Europe currently has a population of 740 million people and is divided into four times zones from east to west. From a geographical point of view, Europe forms a subcontinent with Asia and is the world's second smallest continent after Australia - but it has plenty to offer. In contrast to most other continents, Europe is characterised mostly by its people's individual character. About 50 countries share the continent and nearly each of these nations has its own nature and history. The snowy areas of Iceland in the far north, Great Britain as Europe's greatest island or the gigantic Pyrenees between Spain and France only form a small part of the continent. It is equally difficult to generalise Europe's climate. While Lapland in Norway has arctic temperatures almost all year, the south of Spain sweats under the Mediterranean sun. Central Europe is mostly dominated by temperate climate.
Europe's vegetation is as comprehensive as its nations. In Northern Europe you mostly find an arctic and boreal flora. Magical phenomena are the Norwegian fjords, which were formed by wandering glacier snouts thousands of years ago. Especially Central but also Southern Europe are characterised by a breathtaking alpine landscape. The Pyrenees between France and Spain, the Swiss Alps or Italy's Apennines are some of the continent's highest mountain ranges. Central and East Europe are covered in infinitely vast mixed and broadleaf forests, which are home to wild bears, wolves and different species of deer. But Europe does not only consist of mainland. Both in the north and in the south travellers face impressive islands. Greece's and Spain's thriving Mediterranean islands are especially popular and you can find whales and different species of dolphins in the warm waters.
Europe's typical character is most of all reflected in each country's culture. The cool North European countries like Norway, Sweden or Finland do not compare with the Mediterranean atmosphere of Italy, Portugal or Greece, and in the same way, the Central European industrial nations such as England, France or Germany do not have much in common with the East European character of countries like Slovenia, Romania or the Ukraine. Greece and Italy are still distinguished by their ancient past and their classic pillar architecture. France is most of all known for its superb cuisine, its excellent taste in fashion and its architectural accomplishments such as the Eiffel Tower. The Austrians preserve their Viennese tea culture, the Britons cherish their monarchy and in Germany industry and economy are still treated with diligence and accuracy. Europe generally has a number of globally significant commercial capitals which are of interest to tourists as well. Examples are not only London, Paris, Berlin and Milan but also Lisbon, Stockholm or Moscow. Special about the European countries is their age. Since most of the cultural regions have existed for hundreds - if not thousands - of years, numerous cultural treasures developed and could be preserved to the present day. Its long history entails an enormous variety of art, music and architecture - to discover all of it is a life's work.

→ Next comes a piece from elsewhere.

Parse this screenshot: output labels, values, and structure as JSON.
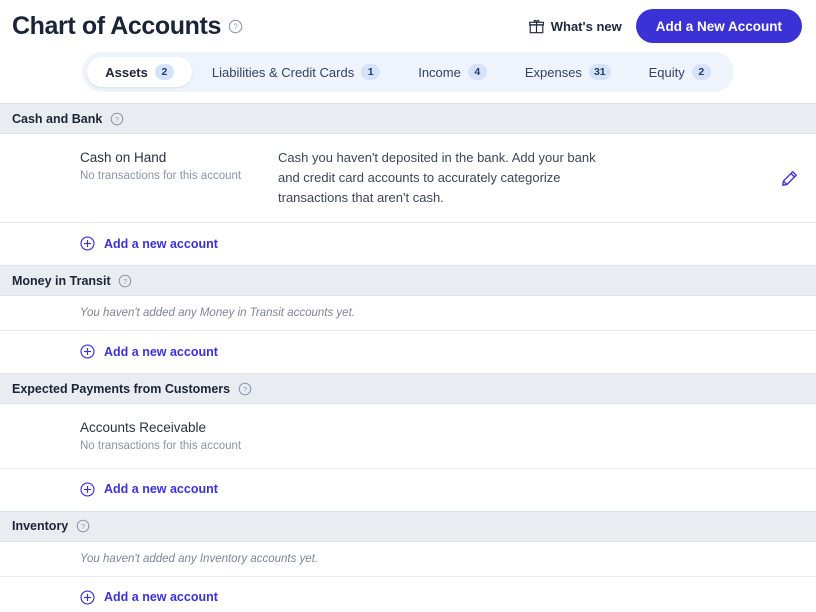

Europe's appeal lies in its past and in its countries' diversity. Those who want to have experienced Europe, have to walk the winding alleys of medieval towns to feel the special spirit of these historically grown places. This union of approachable history and lively modernism is worldwide unique. Many European capitals and metropolises are worth a city trip. And lovers of nature will also get their money's worth. You can easily explore Europe by car, plane or train. A special way of getting to know the continent is taking a ship along one of the longest rivers, Danube. Starting in the German Black Forest, you cross ten European countries until the trip ends in the Black Sea in the Ukraine. Europe is also a must for activity holidays. You can ski in the Alps, cycle on European bike routes and dive in the Mediterranean Sea.
About 90 percent of the European languages originate from Indo-Germanic. In most countries English is taught at school, so that tourists are well served by knowing this language. While Russian is often spoken besides the official language by people in eastern Europe, Spanish and French are more commonly known in the south. Even though the Euro is the official currency in the Eurozone, many of the European countries kept their own currency, for example England. The entry requirements depend on the respective country. Members of the EU can travel without any entry requirements within most European countries.